START Dataset records

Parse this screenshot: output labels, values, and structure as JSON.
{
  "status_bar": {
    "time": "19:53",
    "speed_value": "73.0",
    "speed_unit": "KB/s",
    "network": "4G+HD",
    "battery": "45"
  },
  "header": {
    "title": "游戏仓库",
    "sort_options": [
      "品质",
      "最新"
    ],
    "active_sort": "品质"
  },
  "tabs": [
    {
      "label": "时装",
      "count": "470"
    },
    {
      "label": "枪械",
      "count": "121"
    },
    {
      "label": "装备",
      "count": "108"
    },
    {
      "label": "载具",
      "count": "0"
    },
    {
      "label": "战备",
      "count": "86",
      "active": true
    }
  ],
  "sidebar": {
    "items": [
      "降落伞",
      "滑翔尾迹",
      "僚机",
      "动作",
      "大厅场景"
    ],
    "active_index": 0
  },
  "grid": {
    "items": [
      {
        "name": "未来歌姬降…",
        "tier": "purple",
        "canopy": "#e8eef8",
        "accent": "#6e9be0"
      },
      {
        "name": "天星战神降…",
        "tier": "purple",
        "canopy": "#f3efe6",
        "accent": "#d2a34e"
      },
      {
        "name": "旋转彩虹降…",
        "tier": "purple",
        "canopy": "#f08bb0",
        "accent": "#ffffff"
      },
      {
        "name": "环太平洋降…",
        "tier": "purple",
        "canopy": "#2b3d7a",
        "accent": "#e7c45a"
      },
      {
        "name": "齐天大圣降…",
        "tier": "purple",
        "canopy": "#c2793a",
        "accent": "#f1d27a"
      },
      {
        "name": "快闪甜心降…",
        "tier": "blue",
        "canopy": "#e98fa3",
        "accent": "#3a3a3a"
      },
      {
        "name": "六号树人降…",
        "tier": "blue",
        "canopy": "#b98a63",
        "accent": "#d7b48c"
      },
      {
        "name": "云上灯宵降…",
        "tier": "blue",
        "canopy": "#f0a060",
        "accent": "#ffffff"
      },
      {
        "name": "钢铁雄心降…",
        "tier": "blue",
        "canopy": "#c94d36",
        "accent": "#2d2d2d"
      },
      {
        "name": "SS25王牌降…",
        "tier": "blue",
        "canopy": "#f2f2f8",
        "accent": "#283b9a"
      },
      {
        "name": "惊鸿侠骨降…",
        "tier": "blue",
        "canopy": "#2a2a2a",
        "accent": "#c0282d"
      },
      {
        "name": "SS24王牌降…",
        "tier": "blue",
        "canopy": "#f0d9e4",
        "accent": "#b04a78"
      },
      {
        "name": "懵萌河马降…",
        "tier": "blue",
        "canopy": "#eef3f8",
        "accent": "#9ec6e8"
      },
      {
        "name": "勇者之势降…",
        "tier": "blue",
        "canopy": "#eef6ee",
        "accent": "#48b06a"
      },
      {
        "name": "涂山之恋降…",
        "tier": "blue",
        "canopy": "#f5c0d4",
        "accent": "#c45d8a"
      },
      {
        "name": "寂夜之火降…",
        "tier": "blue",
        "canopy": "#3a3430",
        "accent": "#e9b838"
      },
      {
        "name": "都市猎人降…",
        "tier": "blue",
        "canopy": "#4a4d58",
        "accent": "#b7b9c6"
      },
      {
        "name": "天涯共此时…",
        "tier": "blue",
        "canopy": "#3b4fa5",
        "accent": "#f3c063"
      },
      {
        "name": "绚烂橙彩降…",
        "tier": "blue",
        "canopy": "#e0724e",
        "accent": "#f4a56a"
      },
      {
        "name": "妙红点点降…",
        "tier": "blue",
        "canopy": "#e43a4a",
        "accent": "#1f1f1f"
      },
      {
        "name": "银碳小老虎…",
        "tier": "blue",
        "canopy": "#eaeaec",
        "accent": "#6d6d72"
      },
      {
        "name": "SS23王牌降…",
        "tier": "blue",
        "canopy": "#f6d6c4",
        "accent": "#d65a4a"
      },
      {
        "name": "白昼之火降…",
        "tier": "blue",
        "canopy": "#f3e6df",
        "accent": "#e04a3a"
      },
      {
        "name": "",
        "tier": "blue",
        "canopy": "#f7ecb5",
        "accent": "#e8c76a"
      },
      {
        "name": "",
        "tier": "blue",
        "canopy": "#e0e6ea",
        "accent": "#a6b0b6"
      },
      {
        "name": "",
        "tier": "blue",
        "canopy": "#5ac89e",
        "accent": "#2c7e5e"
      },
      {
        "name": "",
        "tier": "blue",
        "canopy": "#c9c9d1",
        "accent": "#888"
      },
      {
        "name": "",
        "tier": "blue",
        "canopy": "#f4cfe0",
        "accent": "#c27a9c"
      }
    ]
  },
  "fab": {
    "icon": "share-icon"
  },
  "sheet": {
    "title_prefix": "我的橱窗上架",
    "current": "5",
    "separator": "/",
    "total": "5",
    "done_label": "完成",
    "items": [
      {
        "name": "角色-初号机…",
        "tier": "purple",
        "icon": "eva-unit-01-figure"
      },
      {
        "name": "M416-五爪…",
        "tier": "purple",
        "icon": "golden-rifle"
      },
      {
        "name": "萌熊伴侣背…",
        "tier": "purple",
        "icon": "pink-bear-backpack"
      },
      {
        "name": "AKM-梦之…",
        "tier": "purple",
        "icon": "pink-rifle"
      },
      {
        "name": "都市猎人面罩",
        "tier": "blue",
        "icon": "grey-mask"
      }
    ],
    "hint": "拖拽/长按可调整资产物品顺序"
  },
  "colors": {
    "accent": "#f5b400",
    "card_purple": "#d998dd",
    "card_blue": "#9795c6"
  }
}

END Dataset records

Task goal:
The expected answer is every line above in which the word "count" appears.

Reply to the task:
      "count": "470"
      "count": "121"
      "count": "108"
      "count": "0"
      "count": "86",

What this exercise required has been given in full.